In the wake of health and economic crises across the world, solidarity is emerging as both a moral imperative and urgent social goal. This book approaches solidarity as a political good, both a framework of power structures and grounds for moral motivation. The distinct approaches to public goods and social value demonstrate how social connectedness is intricately tied to the distribution of public goods, and the moral commitments that grow out of them.
The essays in this book explore different features of the political, moral and civic approaches to solidarity. They offer moral justification for solidarity, grounded in the intrinsic value of social connectedness and epistemic deference; propose structural accounts of solidarity as action against racial oppression, or as an effective non-moral framework; propose to redefine property relations, so as to capture and redistribute property’s social value, and envision public goods as both an instrument of civic relations and as a condition to well-rounded, meaningful human lives. By providing a series of thought-provoking debates about social obligations and justice, the book reestablishes solidarity and public goods as an urgent and timely topic.
The chapters in this book were originally published as a special issue of the journal Critical Review of International Social and Political Philosophy.
Table of Contents
1. The theory and politics of solidarity and public goods
Avigail Ferdman and Margaret (Peggy) Kohn
2. Solidarity as environmental justice in brownfields remediation
3. Why should we care about competition?
4. Racial structural solidarity
5. What undermines solidarity? Four approaches and their implications for contemporary political theory
Charles H. T. Lesch
6. Solidarity and social rights
7. Justice as a claim to (social) property
8. Engaging the reluctant taxpayer
Michael Joel Kessler
9. Why the intrinsic value of public goods matters

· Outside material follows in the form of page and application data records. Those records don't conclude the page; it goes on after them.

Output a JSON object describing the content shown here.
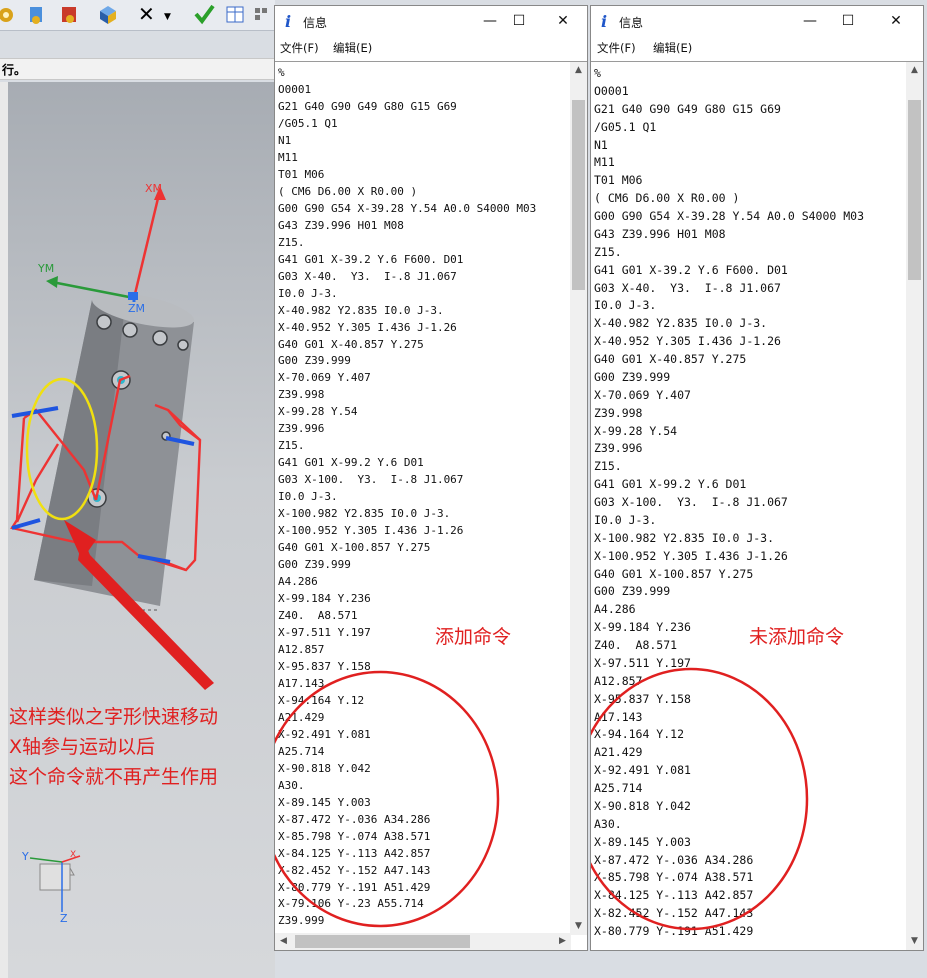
{
  "cam": {
    "status_text": "行。",
    "axis_labels": {
      "xm": "XM",
      "ym": "YM",
      "zm": "ZM",
      "tri_x": "X",
      "tri_y": "Y",
      "tri_z": "Z"
    },
    "note": [
      "这样类似之字形快速移动",
      "X轴参与运动以后",
      "这个命令就不再产生作用"
    ]
  },
  "window_left": {
    "title": "信息",
    "title_icon": "i",
    "menu": [
      "文件(F)",
      "编辑(E)"
    ],
    "controls": [
      "—",
      "☐",
      "✕"
    ],
    "annotation": "添加命令",
    "lines": [
      "%",
      "O0001",
      "G21 G40 G90 G49 G80 G15 G69",
      "/G05.1 Q1",
      "N1",
      "M11",
      "T01 M06",
      "( CM6 D6.00 X R0.00 )",
      "G00 G90 G54 X-39.28 Y.54 A0.0 S4000 M03",
      "G43 Z39.996 H01 M08",
      "Z15.",
      "G41 G01 X-39.2 Y.6 F600. D01",
      "G03 X-40.  Y3.  I-.8 J1.067",
      "I0.0 J-3.",
      "X-40.982 Y2.835 I0.0 J-3.",
      "X-40.952 Y.305 I.436 J-1.26",
      "G40 G01 X-40.857 Y.275",
      "G00 Z39.999",
      "X-70.069 Y.407",
      "Z39.998",
      "X-99.28 Y.54",
      "Z39.996",
      "Z15.",
      "G41 G01 X-99.2 Y.6 D01",
      "G03 X-100.  Y3.  I-.8 J1.067",
      "I0.0 J-3.",
      "X-100.982 Y2.835 I0.0 J-3.",
      "X-100.952 Y.305 I.436 J-1.26",
      "G40 G01 X-100.857 Y.275",
      "G00 Z39.999",
      "A4.286",
      "X-99.184 Y.236",
      "Z40.  A8.571",
      "X-97.511 Y.197",
      "A12.857",
      "X-95.837 Y.158",
      "A17.143",
      "X-94.164 Y.12",
      "A21.429",
      "X-92.491 Y.081",
      "A25.714",
      "X-90.818 Y.042",
      "A30.",
      "X-89.145 Y.003",
      "X-87.472 Y-.036 A34.286",
      "X-85.798 Y-.074 A38.571",
      "X-84.125 Y-.113 A42.857",
      "X-82.452 Y-.152 A47.143",
      "X-80.779 Y-.191 A51.429",
      "X-79.106 Y-.23 A55.714",
      "Z39.999"
    ]
  },
  "window_right": {
    "title": "信息",
    "title_icon": "i",
    "menu": [
      "文件(F)",
      "编辑(E)"
    ],
    "controls": [
      "—",
      "☐",
      "✕"
    ],
    "annotation": "未添加命令",
    "lines": [
      "%",
      "O0001",
      "G21 G40 G90 G49 G80 G15 G69",
      "/G05.1 Q1",
      "N1",
      "M11",
      "T01 M06",
      "( CM6 D6.00 X R0.00 )",
      "G00 G90 G54 X-39.28 Y.54 A0.0 S4000 M03",
      "G43 Z39.996 H01 M08",
      "Z15.",
      "G41 G01 X-39.2 Y.6 F600. D01",
      "G03 X-40.  Y3.  I-.8 J1.067",
      "I0.0 J-3.",
      "X-40.982 Y2.835 I0.0 J-3.",
      "X-40.952 Y.305 I.436 J-1.26",
      "G40 G01 X-40.857 Y.275",
      "G00 Z39.999",
      "X-70.069 Y.407",
      "Z39.998",
      "X-99.28 Y.54",
      "Z39.996",
      "Z15.",
      "G41 G01 X-99.2 Y.6 D01",
      "G03 X-100.  Y3.  I-.8 J1.067",
      "I0.0 J-3.",
      "X-100.982 Y2.835 I0.0 J-3.",
      "X-100.952 Y.305 I.436 J-1.26",
      "G40 G01 X-100.857 Y.275",
      "G00 Z39.999",
      "A4.286",
      "X-99.184 Y.236",
      "Z40.  A8.571",
      "X-97.511 Y.197",
      "A12.857",
      "X-95.837 Y.158",
      "A17.143",
      "X-94.164 Y.12",
      "A21.429",
      "X-92.491 Y.081",
      "A25.714",
      "X-90.818 Y.042",
      "A30.",
      "X-89.145 Y.003",
      "X-87.472 Y-.036 A34.286",
      "X-85.798 Y-.074 A38.571",
      "X-84.125 Y-.113 A42.857",
      "X-82.452 Y-.152 A47.143",
      "X-80.779 Y-.191 A51.429"
    ]
  },
  "colors": {
    "annotation_red": "#e02020",
    "axis_red": "#e33",
    "axis_green": "#2a9a3a",
    "axis_blue": "#2a6ee8",
    "highlight_yellow": "#f0e010"
  }
}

Avigail Ferdman is Environmental Policy Fellow at the Israel National Economic Council where she works on climate change policy. She focuses on the philosophical and social conditions for meaningful human lives. Her work on human well-being, disruptive technologies, public goods and active mobility has been published in philosophy and planning journals.
Margaret Kohn is Professor of Political Theory at the University of Toronto, Canada. Her primary research interests are the history of political thought, critical theory, social justice and urbanism. She is the author of The Death and Life of the Urban Commonwealth; Radical Space: Building the House of the People and Brave New Neighborhoods: The Privatization of Public Space.